A younger  woman who was facilitating the meeting agreed and offered an anecdote: "We did a march on a bank a while ago, and we were really explicit that there would be no violence, no mischief, that we would go in, not touch anything, and go.  But we had a teach-in in the lobby and it was really inspiring and people were getting really agitated, like, 'Let's get 'em,' so I had everyone pull out their cell phones and said, 'We're going to call the board members of this bank and tell them what we think about what we just learned!" and people funneled all their energy into that.  But it could have been ugly."

So again, is this not a level of professionalism and insight that blows your mind?  I totally wanted everyone in the group to be my best friend and mentor and neighbor and whatever other proximal relation you can think of.

The meeting wrapped up in time for everyone to head back to the park for General Assembly.  And if my gushing appreciation for the thinking of the Direct Action group seemed outsized to you, you'll probably be inclined to dismiss my impression of the GA, too, but hear me out.

I think most everyone is familiar, by now, with the "People's Mic" but for those who haven't, here's the long and short of it: A person who wishes to address the assembly (on the night we visited maybe 150-200 people) shouts, "Mic check!" and anyone who hears it repeats it, which in turn alerts a wider group that someone is trying to get attention.  The speaker shouts, "Mic check!" a second time, and now everyone within ear shot repeats it.  The meeting then progresses in 3-5 word phrases from a facilitator or speaker which are repeated by the assembly, allowing even those at the back of the crowd to hear.  On paper, this sounds incredibly cumbersome, an ingenious but impractical solution to the city's decision not to allow amplification, but in practice, it's an incredibly potent and visceral experience to be part of it.

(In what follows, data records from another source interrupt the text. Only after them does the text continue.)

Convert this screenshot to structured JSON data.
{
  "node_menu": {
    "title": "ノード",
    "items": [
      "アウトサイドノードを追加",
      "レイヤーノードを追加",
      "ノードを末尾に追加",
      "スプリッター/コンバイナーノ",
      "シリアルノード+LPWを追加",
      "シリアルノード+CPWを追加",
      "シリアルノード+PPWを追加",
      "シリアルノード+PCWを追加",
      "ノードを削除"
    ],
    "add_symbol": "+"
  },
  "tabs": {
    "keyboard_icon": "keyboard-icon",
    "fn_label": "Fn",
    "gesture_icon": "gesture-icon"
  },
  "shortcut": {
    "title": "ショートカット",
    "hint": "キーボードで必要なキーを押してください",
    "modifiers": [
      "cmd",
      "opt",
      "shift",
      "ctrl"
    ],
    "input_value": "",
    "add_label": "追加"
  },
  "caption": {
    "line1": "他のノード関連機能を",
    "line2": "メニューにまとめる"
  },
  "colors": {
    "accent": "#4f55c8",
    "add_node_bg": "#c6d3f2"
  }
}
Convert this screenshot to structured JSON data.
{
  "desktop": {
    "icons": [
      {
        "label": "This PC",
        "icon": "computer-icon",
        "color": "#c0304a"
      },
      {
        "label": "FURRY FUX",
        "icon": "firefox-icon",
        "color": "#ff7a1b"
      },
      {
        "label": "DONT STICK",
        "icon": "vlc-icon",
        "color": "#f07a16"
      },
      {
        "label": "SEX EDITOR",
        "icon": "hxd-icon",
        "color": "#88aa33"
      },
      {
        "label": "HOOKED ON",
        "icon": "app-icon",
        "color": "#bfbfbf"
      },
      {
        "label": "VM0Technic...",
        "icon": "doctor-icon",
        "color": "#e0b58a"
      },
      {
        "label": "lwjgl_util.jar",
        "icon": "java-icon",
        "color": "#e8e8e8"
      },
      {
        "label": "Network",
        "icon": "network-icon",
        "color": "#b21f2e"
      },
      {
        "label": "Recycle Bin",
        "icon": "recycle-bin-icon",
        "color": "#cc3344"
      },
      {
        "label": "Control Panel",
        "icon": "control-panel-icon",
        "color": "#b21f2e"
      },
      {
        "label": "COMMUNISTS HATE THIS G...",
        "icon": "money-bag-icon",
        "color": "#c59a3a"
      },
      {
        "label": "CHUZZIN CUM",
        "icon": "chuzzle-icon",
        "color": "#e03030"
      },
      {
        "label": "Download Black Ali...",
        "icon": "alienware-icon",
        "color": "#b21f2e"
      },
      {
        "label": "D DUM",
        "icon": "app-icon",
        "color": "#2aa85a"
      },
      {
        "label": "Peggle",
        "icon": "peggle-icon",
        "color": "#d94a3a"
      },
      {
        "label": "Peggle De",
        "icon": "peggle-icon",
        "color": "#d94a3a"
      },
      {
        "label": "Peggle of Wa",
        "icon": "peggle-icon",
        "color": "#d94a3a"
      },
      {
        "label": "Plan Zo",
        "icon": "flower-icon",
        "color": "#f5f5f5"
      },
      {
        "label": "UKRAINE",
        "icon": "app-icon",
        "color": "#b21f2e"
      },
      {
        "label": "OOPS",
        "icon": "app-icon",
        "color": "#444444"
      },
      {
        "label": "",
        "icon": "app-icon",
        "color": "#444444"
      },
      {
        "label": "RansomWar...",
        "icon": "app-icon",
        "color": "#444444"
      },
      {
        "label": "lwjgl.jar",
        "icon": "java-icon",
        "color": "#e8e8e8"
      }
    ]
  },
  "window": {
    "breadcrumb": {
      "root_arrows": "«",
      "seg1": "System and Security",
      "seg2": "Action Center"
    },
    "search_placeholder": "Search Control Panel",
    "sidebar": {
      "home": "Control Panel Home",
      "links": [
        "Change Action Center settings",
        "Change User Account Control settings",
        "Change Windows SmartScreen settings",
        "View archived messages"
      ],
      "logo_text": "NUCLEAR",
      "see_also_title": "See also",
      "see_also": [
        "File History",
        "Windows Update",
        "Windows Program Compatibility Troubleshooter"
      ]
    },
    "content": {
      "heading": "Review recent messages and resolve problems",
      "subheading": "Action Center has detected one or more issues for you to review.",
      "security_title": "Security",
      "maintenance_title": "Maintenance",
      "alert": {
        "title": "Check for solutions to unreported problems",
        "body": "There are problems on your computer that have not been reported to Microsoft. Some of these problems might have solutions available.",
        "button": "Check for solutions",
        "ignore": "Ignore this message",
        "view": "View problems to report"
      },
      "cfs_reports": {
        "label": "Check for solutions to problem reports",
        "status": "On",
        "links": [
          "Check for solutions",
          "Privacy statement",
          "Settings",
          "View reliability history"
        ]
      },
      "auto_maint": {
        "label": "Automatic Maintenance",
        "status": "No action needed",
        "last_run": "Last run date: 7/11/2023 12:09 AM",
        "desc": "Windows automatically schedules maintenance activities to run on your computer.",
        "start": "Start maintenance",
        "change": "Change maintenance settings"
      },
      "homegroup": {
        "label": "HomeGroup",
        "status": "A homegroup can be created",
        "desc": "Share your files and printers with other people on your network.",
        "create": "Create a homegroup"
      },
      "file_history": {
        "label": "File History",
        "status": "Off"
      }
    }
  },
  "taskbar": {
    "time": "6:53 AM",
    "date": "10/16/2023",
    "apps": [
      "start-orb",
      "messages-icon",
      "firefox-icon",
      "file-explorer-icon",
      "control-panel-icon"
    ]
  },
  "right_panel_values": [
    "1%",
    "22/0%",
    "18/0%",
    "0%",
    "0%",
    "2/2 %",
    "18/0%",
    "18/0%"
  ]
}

For the people who have their knickers all in a twist about explicit goals and whatnot, I will posit that one of the goals and one that's been quite successful, is to snap people out of the civic coma they've been in for quite some time, and, more specifically, to deprogram the brainwashing that tells us that it's "them," the Democrats, or Republicans, or poor, or black, or gay people and their sinister agendas that are ruining things for the rest of country and reminding everyone that "they" are actually "us."  Like anyone running a scam, corporations and politicians understand the value of the red herring, something to keep you looking over there while they pick your pockets.

The People's Mic is a very simple device in the service of solidarity.  No one's asking you to repeat their mantra or accept their doctrines, they just want some help communicating facts: "Hello, my name is Anna...[hello, my name is Anna (x200!)]...for the past couple weeks...[for the past couple weeks]...we have been discussing...[we have been discussing]...spokescouncils...[spokescouncils].  This isn't fuzzy feel good rhetoric, but I'll be dipped if it doesn't feel fuzzy and good to participate.

You know, I'm having a change of heart here, and not just because the sun's going to come up soon.  I think it's worth discussing the spokes council at moderate length and it feels separate from this post.  So here's this.  The spokescouncil post will most likely go up this evening and bore the everliving shit out of all but the wonkiest of you.  You're welcome.

1 comment:

  1. I'm glad to hear about the activists who are also planners. I admire their energy, and your's. And your reaction is understandable-- having a good staff is key to the movement's effectiveness.

    As an aside, I find it heartbreaking, though obvious if you think about it, that when OWS camps across the country are closed, the last protesters to leave are the homeless. It seems there's so much more for OWS and the rest of us to accomplish. I recently got on a mailing list that purports to fund the protesters, which I shall have to research. I'm glad to read about this movement here on your blog, Meghan. Thanks.